Pennsylvania's high court on Wednesday turned down an effort to resume cash welfare assistance to the poor and disabled while litigation continues over a law that ended the payments this summer.
The Supreme Court's six-justice majority said Commonwealth Court had grounds to determine that the groups challenging the law did not prove they were likely to prevail in the ongoing lawsuit.
At issue is a Depression-era program, known as general assistance, that typically provided about 11,000 recipients with some $200 a month. The payments stopped in August after Republican lawmakers pushed through a bill that ended the $24 million annual program while also reauthorizing payments to Philadelphia hospitals.
Breaking news and the stories that matter to your neighborhood.
Three Democrats on the seven-member court said they consider questions about whether passage of the bill met a constitutional standard that laws have to address single subjects to be a close call.

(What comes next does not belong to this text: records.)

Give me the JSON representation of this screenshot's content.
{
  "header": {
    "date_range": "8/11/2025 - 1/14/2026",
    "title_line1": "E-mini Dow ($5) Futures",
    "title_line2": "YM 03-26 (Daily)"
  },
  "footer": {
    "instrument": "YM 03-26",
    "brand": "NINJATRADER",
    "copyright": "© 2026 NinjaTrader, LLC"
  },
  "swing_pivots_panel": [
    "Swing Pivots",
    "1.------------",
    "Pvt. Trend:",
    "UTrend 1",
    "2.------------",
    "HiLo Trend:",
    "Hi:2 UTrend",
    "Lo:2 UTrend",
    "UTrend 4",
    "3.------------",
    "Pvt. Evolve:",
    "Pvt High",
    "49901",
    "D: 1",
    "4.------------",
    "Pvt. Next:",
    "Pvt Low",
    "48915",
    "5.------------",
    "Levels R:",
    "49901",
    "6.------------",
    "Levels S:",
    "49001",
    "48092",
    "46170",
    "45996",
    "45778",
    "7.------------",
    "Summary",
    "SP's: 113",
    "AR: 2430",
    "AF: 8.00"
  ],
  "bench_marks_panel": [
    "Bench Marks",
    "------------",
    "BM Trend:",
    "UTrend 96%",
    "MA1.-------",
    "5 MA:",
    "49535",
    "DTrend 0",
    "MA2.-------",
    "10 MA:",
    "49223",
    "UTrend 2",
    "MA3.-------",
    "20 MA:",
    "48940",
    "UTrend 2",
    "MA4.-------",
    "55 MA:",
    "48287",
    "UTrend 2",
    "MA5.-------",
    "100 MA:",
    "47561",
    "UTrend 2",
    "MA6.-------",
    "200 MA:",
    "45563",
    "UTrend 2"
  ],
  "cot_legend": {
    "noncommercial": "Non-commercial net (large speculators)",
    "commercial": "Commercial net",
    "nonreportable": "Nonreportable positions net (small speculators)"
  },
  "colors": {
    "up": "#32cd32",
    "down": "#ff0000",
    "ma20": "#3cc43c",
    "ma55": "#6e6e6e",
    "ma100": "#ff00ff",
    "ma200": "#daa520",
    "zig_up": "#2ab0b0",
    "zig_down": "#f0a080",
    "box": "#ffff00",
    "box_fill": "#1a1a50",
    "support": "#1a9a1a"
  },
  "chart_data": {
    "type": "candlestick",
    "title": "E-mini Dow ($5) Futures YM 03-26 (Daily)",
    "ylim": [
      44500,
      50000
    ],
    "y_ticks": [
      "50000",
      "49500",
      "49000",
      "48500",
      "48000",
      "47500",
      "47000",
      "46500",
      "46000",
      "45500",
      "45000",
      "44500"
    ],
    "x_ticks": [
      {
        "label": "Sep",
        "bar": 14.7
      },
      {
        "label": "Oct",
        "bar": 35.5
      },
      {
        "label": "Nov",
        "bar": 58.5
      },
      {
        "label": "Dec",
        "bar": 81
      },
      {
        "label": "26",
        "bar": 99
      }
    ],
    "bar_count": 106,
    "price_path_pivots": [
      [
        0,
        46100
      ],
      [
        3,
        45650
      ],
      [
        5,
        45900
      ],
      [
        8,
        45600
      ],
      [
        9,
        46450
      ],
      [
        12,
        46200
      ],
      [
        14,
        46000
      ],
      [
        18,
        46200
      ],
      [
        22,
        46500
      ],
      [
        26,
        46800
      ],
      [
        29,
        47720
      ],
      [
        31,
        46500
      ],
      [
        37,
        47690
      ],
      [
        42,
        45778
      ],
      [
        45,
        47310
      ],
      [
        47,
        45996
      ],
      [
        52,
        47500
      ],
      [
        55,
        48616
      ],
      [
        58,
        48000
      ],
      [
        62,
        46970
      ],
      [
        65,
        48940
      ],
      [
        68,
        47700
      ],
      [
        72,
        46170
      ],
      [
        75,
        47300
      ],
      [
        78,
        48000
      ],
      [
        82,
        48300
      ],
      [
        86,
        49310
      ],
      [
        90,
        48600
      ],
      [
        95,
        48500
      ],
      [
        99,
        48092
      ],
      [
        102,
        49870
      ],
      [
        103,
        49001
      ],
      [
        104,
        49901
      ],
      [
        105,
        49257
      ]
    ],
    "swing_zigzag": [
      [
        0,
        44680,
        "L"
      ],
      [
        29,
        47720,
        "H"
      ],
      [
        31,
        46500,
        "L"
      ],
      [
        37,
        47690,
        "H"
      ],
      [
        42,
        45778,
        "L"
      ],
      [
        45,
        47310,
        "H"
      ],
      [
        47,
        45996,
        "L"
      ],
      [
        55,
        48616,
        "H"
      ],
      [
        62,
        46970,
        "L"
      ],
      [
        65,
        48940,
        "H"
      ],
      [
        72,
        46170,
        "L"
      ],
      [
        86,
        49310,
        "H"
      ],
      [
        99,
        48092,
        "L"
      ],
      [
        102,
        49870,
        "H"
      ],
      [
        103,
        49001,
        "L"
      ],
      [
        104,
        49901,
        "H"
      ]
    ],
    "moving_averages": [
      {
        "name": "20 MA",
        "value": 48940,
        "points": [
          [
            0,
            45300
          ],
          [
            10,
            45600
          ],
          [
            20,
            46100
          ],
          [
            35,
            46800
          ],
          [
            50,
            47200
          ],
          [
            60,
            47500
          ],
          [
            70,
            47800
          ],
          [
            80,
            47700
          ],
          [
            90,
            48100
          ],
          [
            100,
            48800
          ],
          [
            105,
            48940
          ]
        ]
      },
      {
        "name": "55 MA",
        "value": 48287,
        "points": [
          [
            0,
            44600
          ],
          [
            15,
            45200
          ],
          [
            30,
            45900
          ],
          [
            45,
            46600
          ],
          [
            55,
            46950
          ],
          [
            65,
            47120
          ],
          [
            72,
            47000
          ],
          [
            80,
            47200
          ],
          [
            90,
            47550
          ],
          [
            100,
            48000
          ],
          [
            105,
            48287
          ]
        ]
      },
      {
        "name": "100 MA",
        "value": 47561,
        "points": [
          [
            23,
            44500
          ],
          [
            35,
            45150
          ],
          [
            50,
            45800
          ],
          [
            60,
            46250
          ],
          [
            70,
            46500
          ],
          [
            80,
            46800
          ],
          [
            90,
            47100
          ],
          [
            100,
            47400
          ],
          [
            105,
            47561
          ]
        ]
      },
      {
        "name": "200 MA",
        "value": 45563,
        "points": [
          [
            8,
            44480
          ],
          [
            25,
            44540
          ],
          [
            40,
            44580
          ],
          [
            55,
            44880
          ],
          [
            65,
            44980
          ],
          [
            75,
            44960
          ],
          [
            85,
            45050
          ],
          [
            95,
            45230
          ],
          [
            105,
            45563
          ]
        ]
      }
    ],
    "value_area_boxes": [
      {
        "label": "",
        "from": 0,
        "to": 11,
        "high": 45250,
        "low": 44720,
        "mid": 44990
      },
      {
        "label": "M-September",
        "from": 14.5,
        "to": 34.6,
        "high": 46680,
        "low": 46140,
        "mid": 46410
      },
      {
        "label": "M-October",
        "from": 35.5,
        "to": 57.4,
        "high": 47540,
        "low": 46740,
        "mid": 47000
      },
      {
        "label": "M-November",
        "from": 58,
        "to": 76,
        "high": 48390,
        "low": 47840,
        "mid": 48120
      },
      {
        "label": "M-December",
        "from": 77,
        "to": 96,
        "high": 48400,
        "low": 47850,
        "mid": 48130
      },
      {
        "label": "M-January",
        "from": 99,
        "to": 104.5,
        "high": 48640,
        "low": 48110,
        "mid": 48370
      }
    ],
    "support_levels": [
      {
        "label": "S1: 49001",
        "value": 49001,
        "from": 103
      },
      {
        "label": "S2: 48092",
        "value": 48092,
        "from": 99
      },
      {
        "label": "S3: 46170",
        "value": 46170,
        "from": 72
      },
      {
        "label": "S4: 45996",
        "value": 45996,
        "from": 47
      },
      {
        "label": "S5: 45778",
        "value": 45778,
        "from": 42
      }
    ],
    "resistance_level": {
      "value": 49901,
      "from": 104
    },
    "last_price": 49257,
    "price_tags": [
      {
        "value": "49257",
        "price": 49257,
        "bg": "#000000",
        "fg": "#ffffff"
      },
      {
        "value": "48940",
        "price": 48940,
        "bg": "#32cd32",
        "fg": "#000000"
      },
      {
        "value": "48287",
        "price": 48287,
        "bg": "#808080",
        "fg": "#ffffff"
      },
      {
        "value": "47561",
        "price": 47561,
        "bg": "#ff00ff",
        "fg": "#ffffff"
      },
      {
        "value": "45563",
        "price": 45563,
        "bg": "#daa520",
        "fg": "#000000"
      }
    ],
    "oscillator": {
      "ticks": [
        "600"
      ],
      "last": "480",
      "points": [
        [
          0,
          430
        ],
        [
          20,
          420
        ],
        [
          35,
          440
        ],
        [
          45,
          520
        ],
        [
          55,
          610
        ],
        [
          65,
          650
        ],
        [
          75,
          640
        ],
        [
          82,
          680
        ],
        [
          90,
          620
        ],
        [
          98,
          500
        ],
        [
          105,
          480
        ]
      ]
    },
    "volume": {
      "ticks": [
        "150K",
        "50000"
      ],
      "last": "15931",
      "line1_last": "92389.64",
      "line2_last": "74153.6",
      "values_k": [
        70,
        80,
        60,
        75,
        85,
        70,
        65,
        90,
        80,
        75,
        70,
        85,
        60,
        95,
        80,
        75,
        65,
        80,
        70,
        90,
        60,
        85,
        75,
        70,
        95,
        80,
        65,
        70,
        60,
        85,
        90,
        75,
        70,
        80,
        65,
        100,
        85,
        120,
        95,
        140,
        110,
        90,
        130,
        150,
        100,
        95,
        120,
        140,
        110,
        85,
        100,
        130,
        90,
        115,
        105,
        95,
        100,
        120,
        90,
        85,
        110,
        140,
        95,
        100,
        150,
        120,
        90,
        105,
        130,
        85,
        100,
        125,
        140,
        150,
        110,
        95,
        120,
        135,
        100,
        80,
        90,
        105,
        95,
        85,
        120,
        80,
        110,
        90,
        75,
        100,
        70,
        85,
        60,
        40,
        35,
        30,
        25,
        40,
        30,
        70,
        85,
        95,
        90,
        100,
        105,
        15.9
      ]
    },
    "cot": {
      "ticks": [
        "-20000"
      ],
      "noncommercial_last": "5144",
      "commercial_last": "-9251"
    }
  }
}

A fourth Democrat, Justice David Wecht, said in a lengthy dissent that the plaintiffs demonstrated they would suffer "cascading and multiplying harms." Wecht also said there may not be a sufficient connection between ending the payments and authorizing the hospital subsidies for the new state law to pass muster.